What is needed: The reply should consist of one number, the count of lines below in which the word "percent" appears.

[Component data from apps and pages]
----------

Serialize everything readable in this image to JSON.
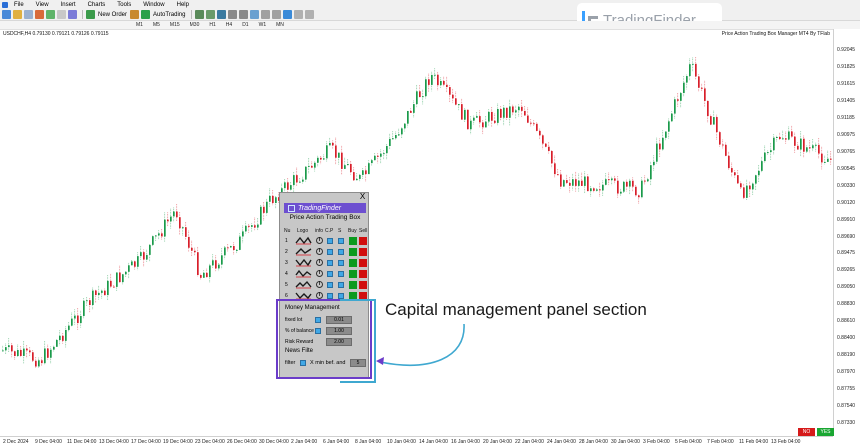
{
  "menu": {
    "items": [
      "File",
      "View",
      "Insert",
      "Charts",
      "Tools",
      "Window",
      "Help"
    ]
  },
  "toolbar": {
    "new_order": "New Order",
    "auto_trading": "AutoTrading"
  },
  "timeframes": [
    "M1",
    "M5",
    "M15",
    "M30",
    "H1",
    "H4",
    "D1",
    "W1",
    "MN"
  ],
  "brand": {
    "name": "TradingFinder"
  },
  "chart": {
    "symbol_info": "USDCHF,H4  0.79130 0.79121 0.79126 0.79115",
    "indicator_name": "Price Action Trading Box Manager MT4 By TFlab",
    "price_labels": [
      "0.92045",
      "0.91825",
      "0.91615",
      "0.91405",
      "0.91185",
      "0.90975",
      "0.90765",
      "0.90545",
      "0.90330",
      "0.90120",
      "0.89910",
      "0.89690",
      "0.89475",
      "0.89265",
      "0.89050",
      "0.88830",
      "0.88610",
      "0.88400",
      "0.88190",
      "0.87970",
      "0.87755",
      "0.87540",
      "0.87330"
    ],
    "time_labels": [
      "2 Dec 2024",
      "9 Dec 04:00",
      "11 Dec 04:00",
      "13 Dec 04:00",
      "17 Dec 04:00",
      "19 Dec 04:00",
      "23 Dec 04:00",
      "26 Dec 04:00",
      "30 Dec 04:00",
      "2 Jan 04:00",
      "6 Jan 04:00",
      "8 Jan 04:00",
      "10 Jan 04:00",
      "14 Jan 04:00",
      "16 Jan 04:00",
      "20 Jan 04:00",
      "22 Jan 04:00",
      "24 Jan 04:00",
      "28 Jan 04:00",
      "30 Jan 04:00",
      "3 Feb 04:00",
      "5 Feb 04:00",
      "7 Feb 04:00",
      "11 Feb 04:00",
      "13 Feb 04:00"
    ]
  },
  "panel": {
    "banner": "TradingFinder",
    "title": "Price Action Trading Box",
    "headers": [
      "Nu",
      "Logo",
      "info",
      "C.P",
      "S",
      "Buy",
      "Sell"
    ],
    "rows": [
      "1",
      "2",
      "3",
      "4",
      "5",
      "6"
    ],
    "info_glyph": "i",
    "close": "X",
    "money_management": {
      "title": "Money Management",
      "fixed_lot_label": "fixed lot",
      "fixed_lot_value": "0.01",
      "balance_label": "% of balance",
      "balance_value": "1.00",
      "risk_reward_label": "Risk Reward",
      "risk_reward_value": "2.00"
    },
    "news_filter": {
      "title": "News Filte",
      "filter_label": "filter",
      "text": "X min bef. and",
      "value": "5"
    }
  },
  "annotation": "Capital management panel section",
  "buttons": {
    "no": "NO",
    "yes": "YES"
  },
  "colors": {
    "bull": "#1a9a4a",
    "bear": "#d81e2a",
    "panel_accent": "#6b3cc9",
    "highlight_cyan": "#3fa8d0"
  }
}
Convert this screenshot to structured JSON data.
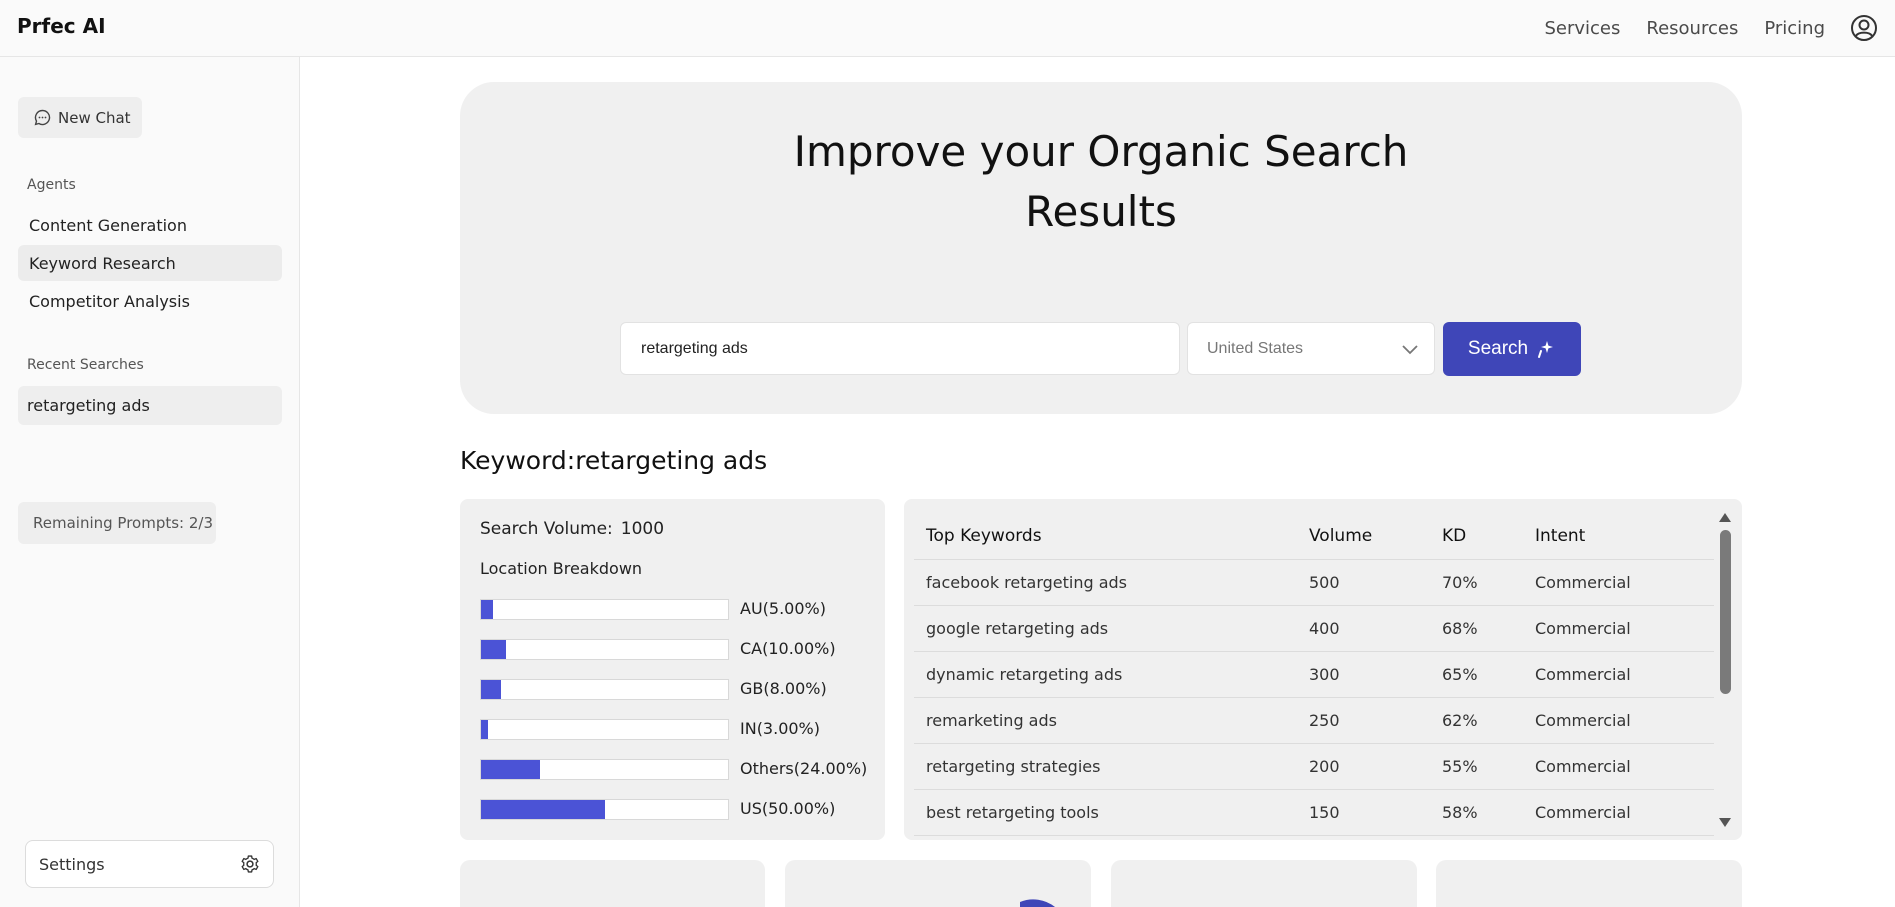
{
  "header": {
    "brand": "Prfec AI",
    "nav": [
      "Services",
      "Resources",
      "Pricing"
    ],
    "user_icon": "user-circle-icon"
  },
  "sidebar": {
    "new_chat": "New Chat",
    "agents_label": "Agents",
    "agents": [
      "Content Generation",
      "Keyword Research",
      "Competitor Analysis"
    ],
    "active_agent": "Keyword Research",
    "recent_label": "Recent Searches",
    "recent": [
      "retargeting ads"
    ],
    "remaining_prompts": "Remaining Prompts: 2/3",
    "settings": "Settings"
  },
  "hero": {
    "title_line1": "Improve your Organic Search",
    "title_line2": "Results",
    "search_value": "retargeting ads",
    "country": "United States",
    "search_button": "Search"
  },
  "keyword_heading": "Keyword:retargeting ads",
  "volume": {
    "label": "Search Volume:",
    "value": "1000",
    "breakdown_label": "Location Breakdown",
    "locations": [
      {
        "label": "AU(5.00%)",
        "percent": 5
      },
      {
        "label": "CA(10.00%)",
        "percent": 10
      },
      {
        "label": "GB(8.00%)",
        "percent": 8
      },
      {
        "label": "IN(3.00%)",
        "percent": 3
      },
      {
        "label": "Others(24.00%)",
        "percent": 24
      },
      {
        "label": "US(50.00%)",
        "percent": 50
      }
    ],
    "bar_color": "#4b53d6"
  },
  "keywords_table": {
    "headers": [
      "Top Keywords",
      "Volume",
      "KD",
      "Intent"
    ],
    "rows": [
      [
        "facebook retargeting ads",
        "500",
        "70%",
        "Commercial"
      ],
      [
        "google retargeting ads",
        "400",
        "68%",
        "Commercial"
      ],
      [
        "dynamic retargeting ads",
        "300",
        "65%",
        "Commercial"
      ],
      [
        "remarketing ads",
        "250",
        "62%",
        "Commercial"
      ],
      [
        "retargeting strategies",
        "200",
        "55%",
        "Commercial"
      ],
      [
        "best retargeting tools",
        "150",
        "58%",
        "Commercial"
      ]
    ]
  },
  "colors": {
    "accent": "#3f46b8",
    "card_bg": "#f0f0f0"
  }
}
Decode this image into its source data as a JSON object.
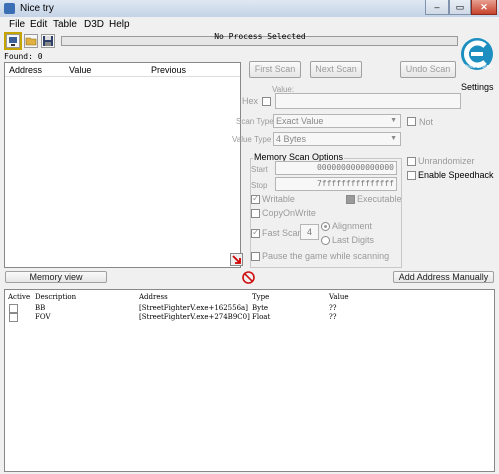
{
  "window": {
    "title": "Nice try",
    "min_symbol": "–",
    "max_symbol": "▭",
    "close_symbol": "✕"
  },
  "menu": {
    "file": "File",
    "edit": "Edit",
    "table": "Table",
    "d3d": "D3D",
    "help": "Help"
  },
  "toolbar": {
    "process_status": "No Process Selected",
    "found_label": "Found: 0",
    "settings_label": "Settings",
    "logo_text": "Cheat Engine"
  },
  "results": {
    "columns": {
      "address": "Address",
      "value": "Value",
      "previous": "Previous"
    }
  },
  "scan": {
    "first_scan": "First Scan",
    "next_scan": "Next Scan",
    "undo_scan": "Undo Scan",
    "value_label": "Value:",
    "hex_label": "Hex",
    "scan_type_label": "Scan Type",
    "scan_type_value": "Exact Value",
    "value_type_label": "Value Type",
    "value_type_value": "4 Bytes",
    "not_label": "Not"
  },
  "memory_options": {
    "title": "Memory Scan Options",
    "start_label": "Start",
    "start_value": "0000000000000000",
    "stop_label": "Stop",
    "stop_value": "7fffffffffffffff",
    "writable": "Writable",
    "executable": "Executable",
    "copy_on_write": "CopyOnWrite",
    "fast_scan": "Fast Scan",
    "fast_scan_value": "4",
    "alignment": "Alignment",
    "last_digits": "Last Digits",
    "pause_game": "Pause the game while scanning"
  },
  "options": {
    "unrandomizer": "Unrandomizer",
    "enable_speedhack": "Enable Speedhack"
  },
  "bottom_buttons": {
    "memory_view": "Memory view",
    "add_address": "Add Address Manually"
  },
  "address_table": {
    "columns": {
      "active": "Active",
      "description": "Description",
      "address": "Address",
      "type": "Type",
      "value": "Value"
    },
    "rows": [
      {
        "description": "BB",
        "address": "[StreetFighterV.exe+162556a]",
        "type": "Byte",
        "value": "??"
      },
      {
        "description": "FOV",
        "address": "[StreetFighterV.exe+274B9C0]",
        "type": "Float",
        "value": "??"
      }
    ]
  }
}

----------

Task answer: 6